The three Hungarian travelers distinguished themselves in different fields. In addition to familiarization with cultures and languages, one became a self-taught anthropologist, an art collector, and a historian. Torday wrote grammars and compiled vocabularies in half a dozen African languages. It was only in 2011 that his contributions became amply recognized in Hungary proper, thanks to a scholarly expedition focusing on his legacy to the continent and the touring exhibition resulting from it.
Brief Professional Bio:
Dr. Fenyo has been a fixture at Bowie State University since 1988. He represents the ethnic diversity of the institution in microcosm, having lived, worked, taught and studied in Europe (Eastern and Western), Africa (Nigeria, Sudan, Namibia), Asia (Korea), the Caribbean (Puerto Rico, Trinidad) and, of course, various regions of the United States.
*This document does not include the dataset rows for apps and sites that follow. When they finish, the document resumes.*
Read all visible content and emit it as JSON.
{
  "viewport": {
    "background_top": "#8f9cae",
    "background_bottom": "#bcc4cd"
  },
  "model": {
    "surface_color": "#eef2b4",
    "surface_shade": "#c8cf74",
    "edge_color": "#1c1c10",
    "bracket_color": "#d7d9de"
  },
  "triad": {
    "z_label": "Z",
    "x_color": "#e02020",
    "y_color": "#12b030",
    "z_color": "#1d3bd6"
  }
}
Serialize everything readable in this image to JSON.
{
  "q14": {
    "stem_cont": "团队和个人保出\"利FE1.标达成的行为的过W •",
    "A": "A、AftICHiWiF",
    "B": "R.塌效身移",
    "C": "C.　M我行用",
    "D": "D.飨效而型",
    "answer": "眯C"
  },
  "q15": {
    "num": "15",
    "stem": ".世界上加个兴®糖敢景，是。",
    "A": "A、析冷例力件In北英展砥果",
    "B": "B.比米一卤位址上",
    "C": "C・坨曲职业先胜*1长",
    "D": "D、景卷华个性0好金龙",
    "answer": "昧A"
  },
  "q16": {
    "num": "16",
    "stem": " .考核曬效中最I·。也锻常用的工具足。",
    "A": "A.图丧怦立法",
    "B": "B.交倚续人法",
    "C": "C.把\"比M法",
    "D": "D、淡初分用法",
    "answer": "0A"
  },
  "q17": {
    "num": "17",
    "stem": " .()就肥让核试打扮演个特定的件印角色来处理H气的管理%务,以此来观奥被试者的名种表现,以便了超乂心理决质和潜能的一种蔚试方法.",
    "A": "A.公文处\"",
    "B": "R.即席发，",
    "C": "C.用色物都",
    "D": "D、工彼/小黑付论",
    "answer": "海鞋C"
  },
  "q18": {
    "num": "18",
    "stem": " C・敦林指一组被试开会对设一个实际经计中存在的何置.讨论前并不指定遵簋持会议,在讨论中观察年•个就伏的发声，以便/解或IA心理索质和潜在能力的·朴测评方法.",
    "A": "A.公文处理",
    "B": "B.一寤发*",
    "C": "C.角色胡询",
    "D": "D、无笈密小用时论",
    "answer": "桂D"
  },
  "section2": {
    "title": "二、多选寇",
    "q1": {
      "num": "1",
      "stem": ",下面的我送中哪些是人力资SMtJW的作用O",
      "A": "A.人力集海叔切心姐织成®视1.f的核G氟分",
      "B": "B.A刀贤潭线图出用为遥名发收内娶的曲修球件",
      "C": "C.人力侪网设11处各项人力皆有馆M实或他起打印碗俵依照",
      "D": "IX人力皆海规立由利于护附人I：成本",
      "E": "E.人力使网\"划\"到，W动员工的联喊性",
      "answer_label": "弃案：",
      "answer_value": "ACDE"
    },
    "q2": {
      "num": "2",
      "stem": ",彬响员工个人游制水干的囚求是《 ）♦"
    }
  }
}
He has served as President of the Association of Third World Studies. Dr. Fenyo teaches world civilizations, history of the United States, history of Europe and, occasionally, African-American and Latin American history as well. He writes books, essays and articles on a variety of topics, but his favorite ones include the "Third World” (compared), and 20th /21st century East-Central Europe, particularly Hungarian history. He has the habit (some say the “bad habit”) of challenging and revising commonly accepted notions, seeking controversy, and getting it. He prefers asking questions to giving answers (mainly because he has too few of the latter). He would rather work in groups, as opposed to compete individually. He models himself on Thoreau, Neruda, Neto, Nkrumah, and many other peace-loving people. His favorite writers are those of the Nyugat generation.